══ INPUT MATERIAL

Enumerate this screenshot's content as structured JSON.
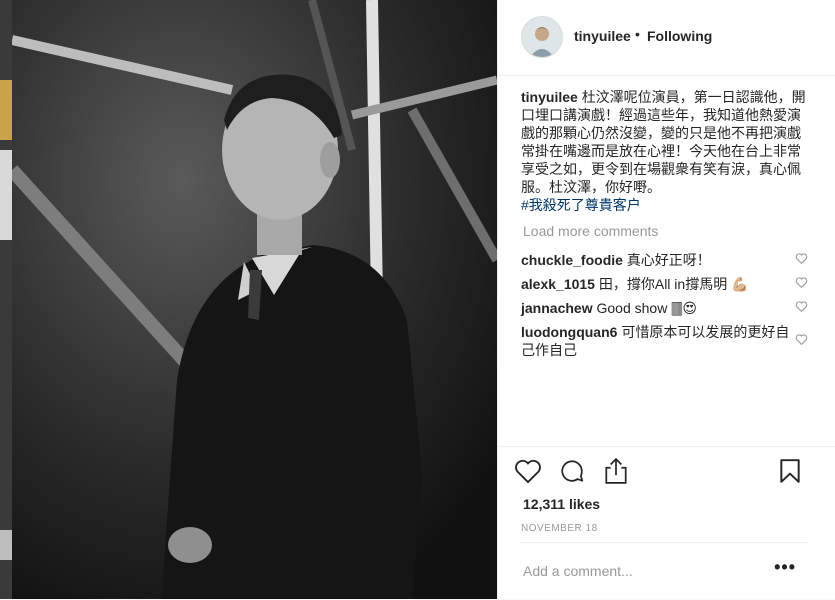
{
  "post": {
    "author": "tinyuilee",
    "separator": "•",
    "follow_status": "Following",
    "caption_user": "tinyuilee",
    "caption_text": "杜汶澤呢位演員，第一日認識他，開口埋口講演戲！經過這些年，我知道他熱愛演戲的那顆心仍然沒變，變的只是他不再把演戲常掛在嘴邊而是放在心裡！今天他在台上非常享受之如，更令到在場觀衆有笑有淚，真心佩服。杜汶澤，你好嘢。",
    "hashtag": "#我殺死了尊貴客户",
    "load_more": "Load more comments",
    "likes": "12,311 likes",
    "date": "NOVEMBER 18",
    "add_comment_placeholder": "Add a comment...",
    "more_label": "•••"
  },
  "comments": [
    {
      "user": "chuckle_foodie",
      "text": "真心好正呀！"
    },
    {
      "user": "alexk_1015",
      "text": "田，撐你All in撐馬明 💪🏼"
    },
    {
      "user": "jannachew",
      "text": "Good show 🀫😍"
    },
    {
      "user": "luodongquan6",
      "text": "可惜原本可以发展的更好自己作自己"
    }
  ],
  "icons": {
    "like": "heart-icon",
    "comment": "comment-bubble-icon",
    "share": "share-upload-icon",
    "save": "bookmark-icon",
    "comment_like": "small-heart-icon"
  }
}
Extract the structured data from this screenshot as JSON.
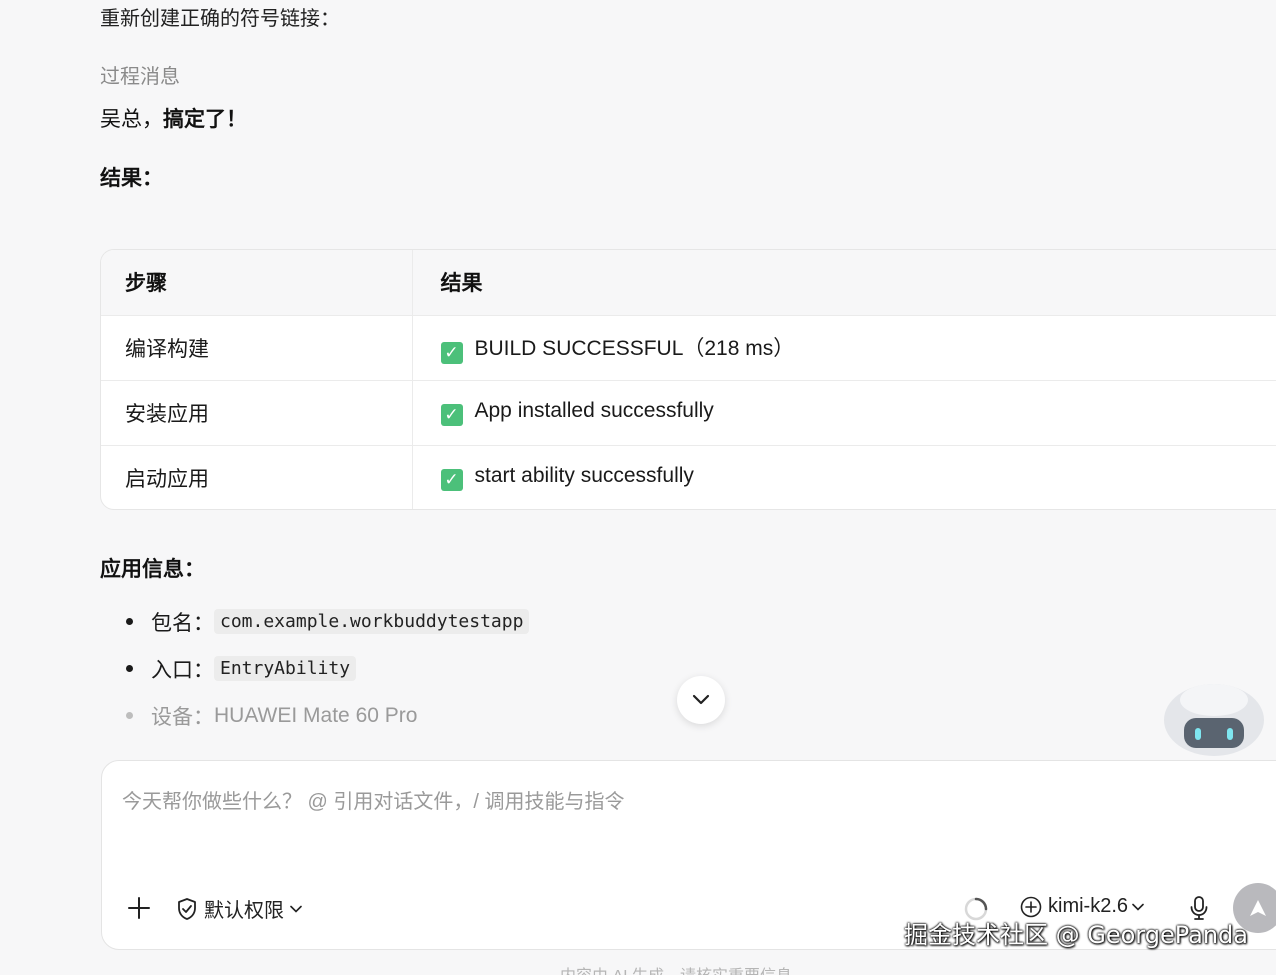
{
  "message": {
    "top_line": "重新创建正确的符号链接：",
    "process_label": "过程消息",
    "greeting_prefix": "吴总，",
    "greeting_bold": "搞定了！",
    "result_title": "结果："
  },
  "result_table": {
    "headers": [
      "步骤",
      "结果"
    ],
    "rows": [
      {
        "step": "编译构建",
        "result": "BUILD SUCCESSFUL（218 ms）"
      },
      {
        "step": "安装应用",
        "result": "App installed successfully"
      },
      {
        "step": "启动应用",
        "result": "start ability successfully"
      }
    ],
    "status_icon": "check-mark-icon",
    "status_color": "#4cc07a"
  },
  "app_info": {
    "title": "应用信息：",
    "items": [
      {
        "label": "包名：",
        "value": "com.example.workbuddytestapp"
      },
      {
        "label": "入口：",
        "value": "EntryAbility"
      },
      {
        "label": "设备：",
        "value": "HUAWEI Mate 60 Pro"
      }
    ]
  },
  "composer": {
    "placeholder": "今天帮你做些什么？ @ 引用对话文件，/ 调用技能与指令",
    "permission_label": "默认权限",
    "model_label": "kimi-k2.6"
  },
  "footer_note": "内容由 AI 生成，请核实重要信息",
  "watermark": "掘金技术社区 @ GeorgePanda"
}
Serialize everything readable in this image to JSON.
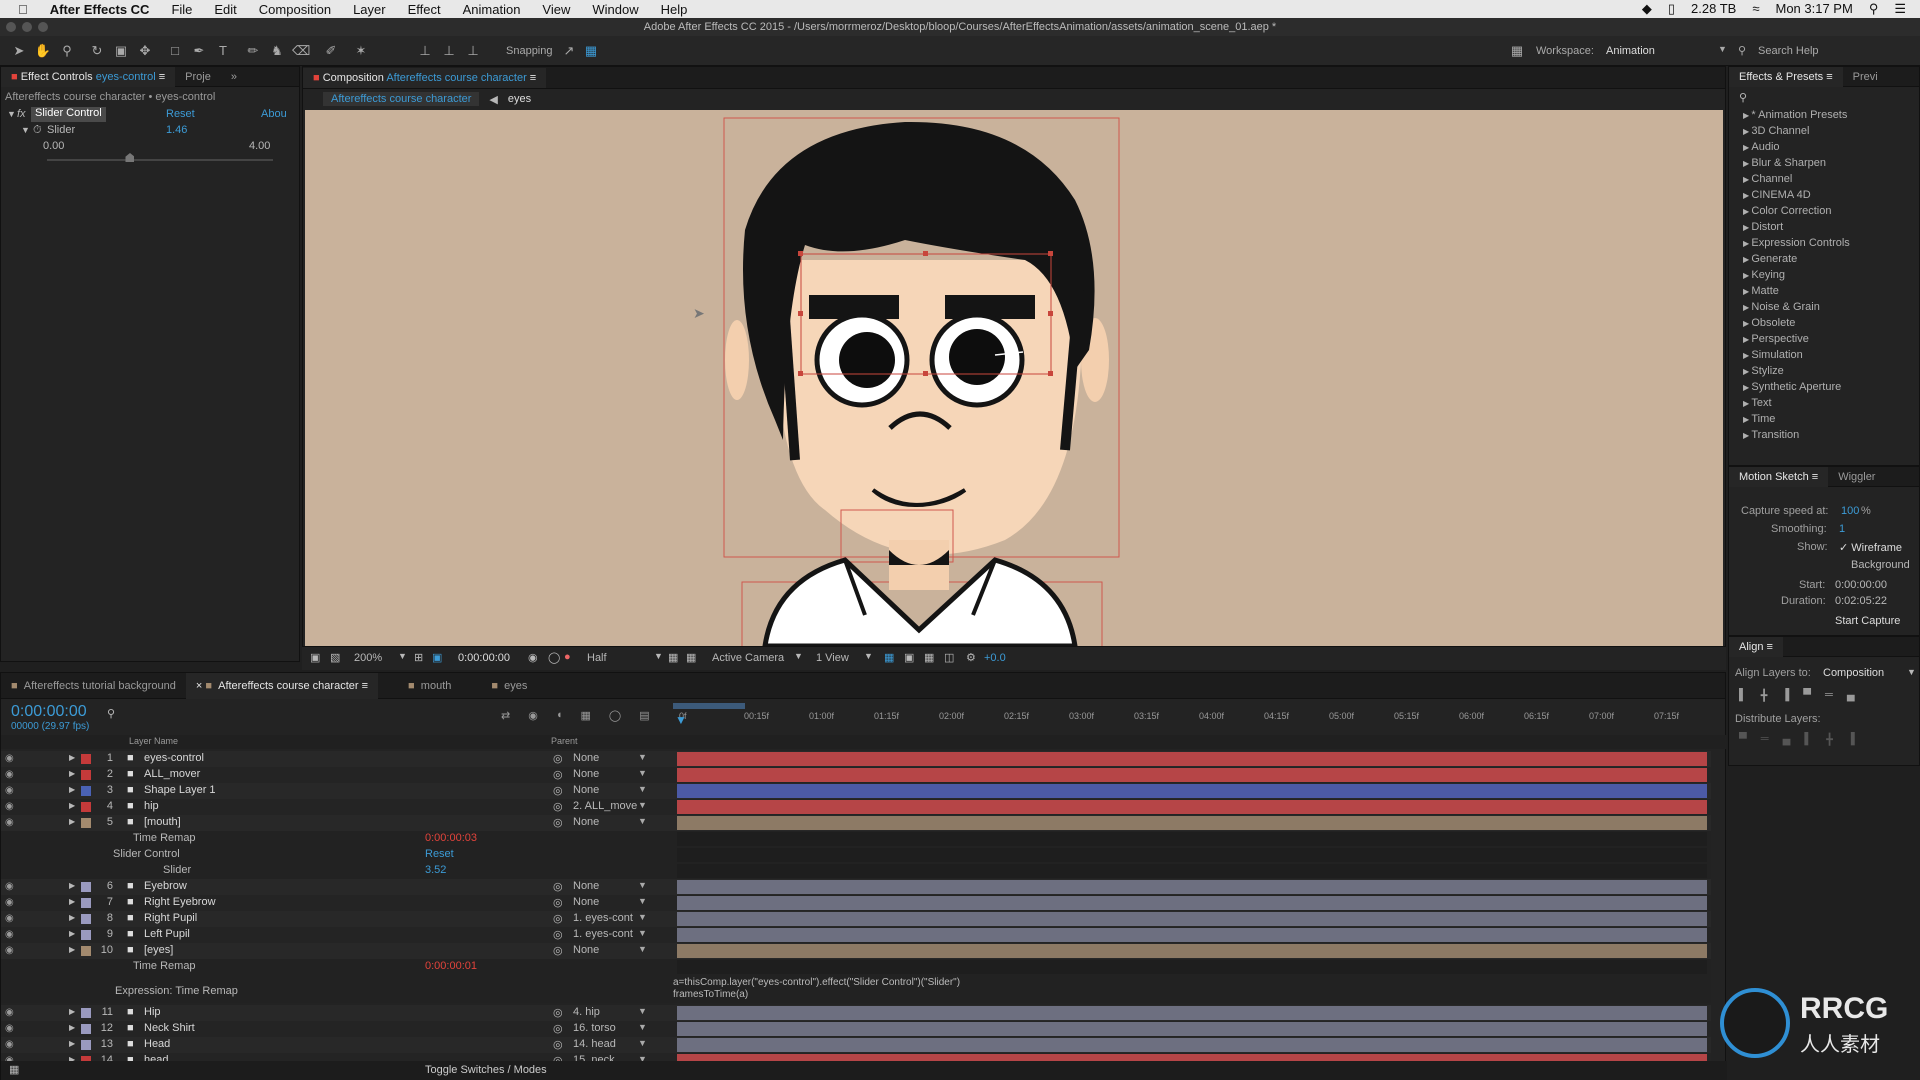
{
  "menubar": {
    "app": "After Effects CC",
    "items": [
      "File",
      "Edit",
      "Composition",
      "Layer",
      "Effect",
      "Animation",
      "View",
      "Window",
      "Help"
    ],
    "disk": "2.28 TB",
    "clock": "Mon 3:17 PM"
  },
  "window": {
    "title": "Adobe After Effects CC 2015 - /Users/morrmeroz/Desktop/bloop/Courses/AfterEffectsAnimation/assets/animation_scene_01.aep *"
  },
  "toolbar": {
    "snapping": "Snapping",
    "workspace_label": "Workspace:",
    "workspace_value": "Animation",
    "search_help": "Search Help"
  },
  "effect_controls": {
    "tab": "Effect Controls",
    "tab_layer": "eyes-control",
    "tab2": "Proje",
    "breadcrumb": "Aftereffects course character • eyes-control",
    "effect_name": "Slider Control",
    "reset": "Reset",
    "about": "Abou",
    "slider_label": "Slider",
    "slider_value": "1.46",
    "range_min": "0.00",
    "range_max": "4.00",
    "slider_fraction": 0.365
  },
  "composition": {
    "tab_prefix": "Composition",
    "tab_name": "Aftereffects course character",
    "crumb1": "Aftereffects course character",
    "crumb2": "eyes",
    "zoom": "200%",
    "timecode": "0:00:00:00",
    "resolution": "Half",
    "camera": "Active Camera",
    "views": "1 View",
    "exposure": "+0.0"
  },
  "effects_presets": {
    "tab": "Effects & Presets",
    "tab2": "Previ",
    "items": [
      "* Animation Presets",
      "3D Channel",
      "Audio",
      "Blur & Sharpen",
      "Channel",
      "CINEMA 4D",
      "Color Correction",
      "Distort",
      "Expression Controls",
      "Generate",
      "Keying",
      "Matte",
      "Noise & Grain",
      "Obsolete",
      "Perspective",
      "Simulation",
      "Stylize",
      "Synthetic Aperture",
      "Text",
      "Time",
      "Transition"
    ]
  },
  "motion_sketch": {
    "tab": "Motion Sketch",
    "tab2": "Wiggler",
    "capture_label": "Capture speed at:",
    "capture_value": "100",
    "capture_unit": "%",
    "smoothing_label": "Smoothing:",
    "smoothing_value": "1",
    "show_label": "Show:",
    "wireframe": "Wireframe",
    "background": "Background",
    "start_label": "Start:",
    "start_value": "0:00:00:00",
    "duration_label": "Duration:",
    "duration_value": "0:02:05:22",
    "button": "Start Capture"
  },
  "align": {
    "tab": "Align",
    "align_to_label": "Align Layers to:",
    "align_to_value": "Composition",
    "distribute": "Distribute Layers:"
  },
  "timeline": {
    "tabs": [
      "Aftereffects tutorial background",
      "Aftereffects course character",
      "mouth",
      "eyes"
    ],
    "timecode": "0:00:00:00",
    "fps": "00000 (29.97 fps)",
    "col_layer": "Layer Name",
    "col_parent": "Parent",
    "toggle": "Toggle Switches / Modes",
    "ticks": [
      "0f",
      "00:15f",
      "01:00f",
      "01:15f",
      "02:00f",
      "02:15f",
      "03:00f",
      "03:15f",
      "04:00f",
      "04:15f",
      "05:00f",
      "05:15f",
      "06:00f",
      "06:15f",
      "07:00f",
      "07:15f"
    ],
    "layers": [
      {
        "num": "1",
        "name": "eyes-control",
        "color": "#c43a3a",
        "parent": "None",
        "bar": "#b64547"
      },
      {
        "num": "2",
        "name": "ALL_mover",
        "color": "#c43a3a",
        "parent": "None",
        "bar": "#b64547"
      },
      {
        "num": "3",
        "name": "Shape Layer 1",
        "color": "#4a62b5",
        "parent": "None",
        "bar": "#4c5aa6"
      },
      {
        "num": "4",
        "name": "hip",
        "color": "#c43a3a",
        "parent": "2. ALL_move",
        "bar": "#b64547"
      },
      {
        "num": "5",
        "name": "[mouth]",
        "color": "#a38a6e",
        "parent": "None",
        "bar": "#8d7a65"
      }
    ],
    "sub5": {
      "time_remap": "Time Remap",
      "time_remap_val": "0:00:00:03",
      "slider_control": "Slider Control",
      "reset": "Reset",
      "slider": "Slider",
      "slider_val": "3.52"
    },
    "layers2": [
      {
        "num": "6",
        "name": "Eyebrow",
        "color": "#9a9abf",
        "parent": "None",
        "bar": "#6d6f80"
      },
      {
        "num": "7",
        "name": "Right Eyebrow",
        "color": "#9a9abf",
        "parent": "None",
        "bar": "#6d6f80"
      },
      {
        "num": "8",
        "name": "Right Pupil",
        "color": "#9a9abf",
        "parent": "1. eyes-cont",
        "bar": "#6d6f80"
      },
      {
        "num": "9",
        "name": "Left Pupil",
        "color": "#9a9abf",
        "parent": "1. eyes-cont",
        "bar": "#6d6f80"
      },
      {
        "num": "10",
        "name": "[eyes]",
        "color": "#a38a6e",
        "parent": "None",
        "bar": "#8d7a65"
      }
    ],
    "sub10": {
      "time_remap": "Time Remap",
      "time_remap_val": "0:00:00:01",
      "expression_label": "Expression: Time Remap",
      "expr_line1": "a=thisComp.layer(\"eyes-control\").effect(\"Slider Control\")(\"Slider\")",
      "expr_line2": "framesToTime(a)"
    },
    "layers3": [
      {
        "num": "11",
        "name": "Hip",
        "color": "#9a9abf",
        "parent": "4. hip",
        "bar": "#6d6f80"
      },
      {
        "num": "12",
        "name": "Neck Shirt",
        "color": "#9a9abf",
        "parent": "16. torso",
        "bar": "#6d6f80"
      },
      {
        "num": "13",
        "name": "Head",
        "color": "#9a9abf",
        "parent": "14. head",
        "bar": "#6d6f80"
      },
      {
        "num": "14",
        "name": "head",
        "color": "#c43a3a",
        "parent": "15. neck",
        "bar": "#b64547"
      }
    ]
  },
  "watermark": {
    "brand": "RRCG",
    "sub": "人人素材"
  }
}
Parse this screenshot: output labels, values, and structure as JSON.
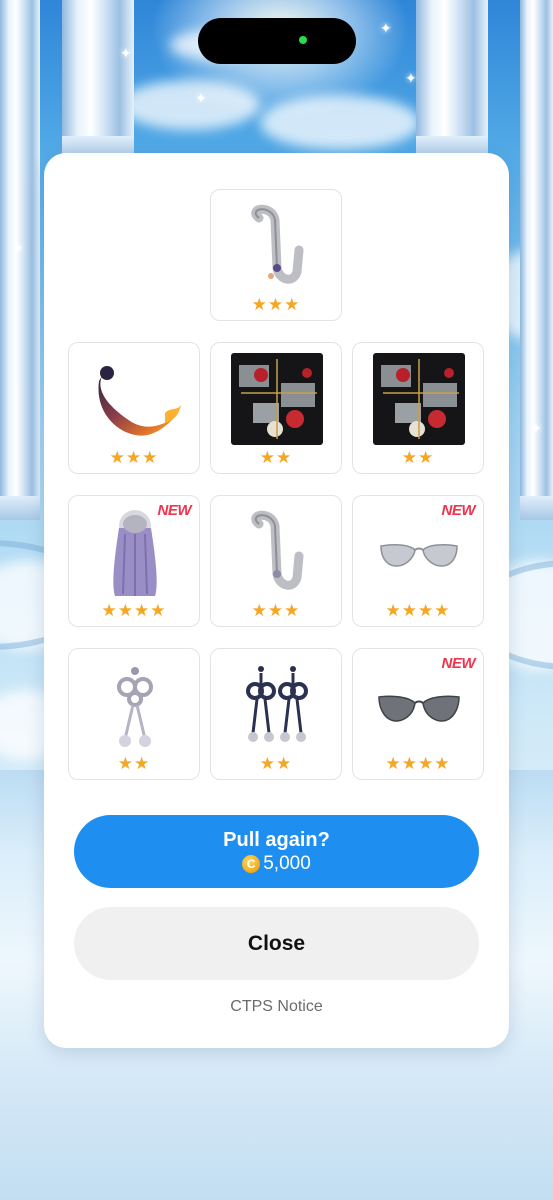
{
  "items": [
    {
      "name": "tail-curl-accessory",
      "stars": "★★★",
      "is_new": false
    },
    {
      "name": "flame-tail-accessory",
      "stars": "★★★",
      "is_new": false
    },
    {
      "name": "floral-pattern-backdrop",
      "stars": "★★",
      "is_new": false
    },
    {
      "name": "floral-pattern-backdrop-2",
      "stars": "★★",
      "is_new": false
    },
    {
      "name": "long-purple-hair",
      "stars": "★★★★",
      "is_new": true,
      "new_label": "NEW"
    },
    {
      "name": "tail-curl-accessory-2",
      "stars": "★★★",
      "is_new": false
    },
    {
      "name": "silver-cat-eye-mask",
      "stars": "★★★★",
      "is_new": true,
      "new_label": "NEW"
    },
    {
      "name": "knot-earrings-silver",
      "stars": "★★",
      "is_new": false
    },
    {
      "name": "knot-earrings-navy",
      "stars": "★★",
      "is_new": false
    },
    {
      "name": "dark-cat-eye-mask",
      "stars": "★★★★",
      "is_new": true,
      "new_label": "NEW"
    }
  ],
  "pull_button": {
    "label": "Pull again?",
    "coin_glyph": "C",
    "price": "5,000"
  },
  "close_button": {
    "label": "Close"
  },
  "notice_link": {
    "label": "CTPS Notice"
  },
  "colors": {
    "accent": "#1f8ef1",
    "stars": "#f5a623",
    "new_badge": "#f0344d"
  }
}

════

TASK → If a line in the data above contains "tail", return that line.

PROBLEM SOLUTION →
      "name": "tail-curl-accessory",
      "name": "flame-tail-accessory",
      "name": "tail-curl-accessory-2",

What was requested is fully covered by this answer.